A Trip to the Bundeswehr’s Fantastic Defense Technology Museum in Koblenz, Part 6: Assault Rifles [GUEST POST]

    The history of modern small arms is in part so fascinating because of how many firearms have been developed even in obscure circumstances, and how many of those obscure small arms still exist in museums and private collections around the world. Even though I make learning about obscure modern small arms my hobby, I am continually surprised by the new and unique weapons I uncover both on the Internet and in real-life excursions to some of the aforementioned collections.

    TFB reader Bronezhilet recently visited the Bundeswehr’s (German Army) Defense Technology Museum in Koblenz, Germany, and shared with TFB the photos he took of the small arms in the collection there. Over the course of a few installments, we’ll be taking a look at groups of these photos. For the moment, we won’t be taking an in-depth look, but I encourage our readers to check out these weapons for themselves!

    We previously looked at some of the great selfloading rifles and SMGs at the Koblenz museum, but today we’re going to shift gears and take a gander at some of the rare assault rifles on display in their collection, starting with the rare MKb.42(W), Walther’s unsuccessful competitor to the MKb.42(H), the latter of which went on to become the StG.44:

    DSC_0904

    Here’s an interesting one, a High Standard Gas Operated Carbine, mislabeled as a Winchester carbine prototype:

    DSC_1033

    Here’s a Breda Model 1935 PG, an early automatic rifle in 6.5×52 Carcano:

    DSC_1089 - Breda 1935 PG

    The Vollmet M35/III Machine Carbine in 7.75×40.1 Geco:

    DSC_1090

    Krieghoff’s FG-42 prototype:

    DSC_1092

    A prototype G43, built in 7.92×33 and using 30-round StG magazines:

    DSC_1094

    A gaggle of Sturmgewehrs, MKb.42(W), MKb.42(H), MP.43, and StG.44:

    DSC_1095

    Moving on, an early series FAL, in .280 British, with an FAL cutaway below:

    DSC_1096

    Above, a cutaway G3, below a rare G.41, HK’s abortive attempt to follow its success with the HK91:

    DSC_1097

    One of the most promising German rifle designs of World War II, the StG.45:

    DSC_1099

    These StG.45 innards should look pretty familiar to any PTR-91, G3, or MP5 owners in the audience:

    DSC_1100 DSC_1101

    A rare rifle, the FFV-890, a Swedish trials version of the Galil. It competed against the FN FNC, and lost:

    DSC_1102

    The SIG 510-3 in 7.62x39mm was submitted for trials in Finland, but was eventually abandoned:

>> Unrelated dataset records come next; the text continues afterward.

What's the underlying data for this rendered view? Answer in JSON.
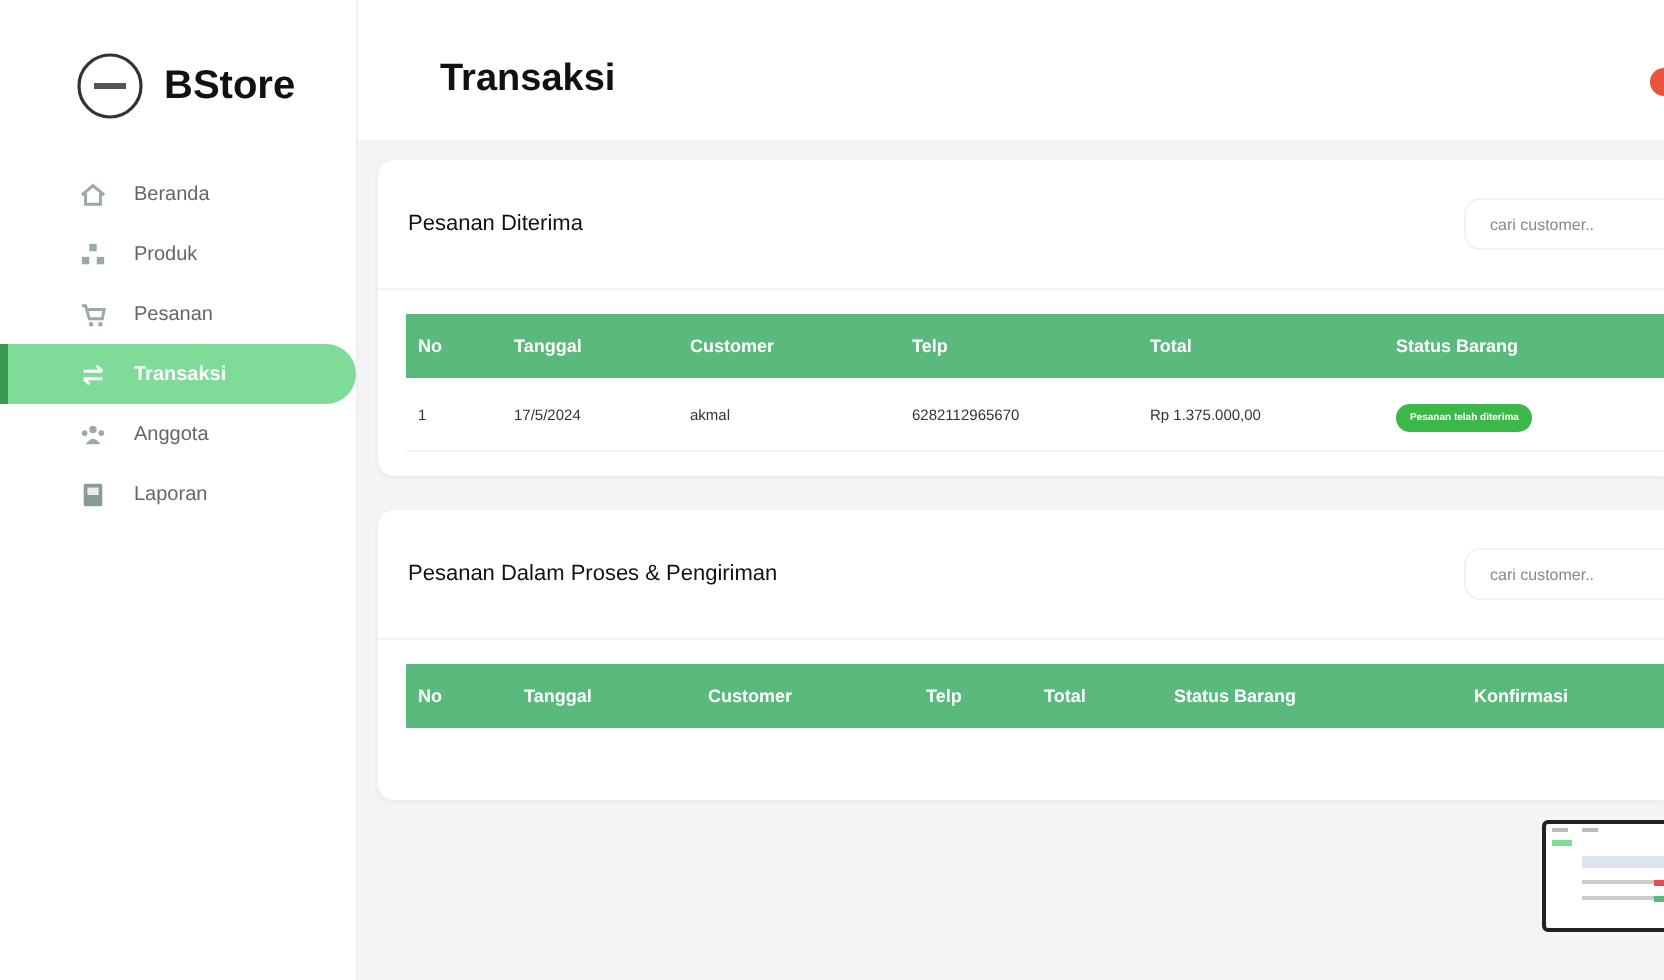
{
  "brand": {
    "name": "BStore"
  },
  "sidebar": {
    "items": [
      {
        "label": "Beranda",
        "selected": false
      },
      {
        "label": "Produk",
        "selected": false
      },
      {
        "label": "Pesanan",
        "selected": false
      },
      {
        "label": "Transaksi",
        "selected": true
      },
      {
        "label": "Anggota",
        "selected": false
      },
      {
        "label": "Laporan",
        "selected": false
      }
    ]
  },
  "header": {
    "title": "Transaksi"
  },
  "sections": [
    {
      "title": "Pesanan Diterima",
      "search": {
        "placeholder": "cari customer.."
      },
      "table": {
        "columns": [
          "No",
          "Tanggal",
          "Customer",
          "Telp",
          "Total",
          "Status Barang"
        ],
        "rows": [
          {
            "cells": [
              "1",
              "17/5/2024",
              "akmal",
              "6282112965670",
              "Rp 1.375.000,00"
            ],
            "status": {
              "label": "Pesanan telah diterima",
              "color": "#3cb84a"
            }
          }
        ]
      }
    },
    {
      "title": "Pesanan Dalam Proses & Pengiriman",
      "search": {
        "placeholder": "cari customer.."
      },
      "table": {
        "columns": [
          "No",
          "Tanggal",
          "Customer",
          "Telp",
          "Total",
          "Status Barang",
          "Konfirmasi"
        ]
      }
    }
  ]
}
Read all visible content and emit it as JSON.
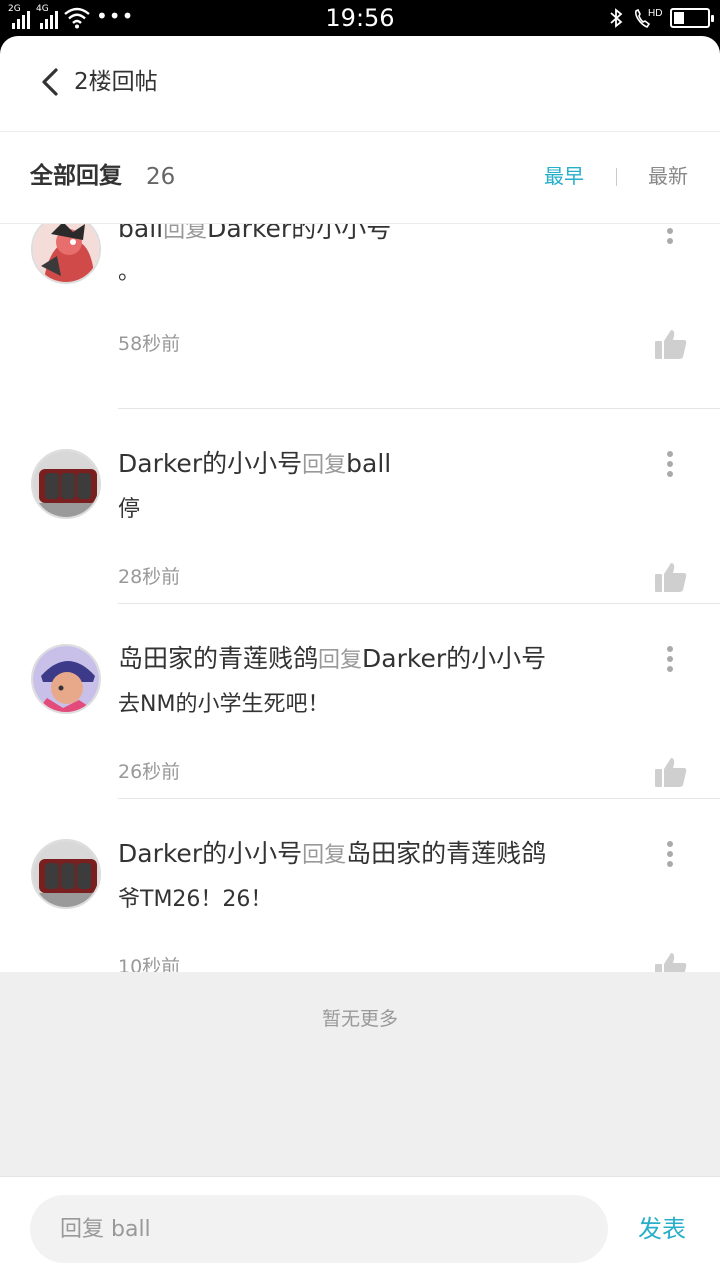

    DSC_1104

    The extremely obscure Rheinmetall RH-70 5.56mm bullpup, designed to replace the G3 in the 1970s. It never did:

    DSC_1106 DSC_1107 DSC_1108

    The transparent instructional MP7A1 that we saw in a previous post sits below an opaque G36 instructional cutaway:

    DSC_1110

    We’ll end with something American, the aborted XM8:

    DSC_1146

    That’s all for now! Next time, we’ll take a look at the pistols held in the Koblenz collection!

    Nathaniel F

    Nathaniel is a history enthusiast and firearms hobbyist whose primary interest lies in military small arms technological developments beginning with the smokeless powder era. He can be reached via email at [email protected]om.


    Advertisement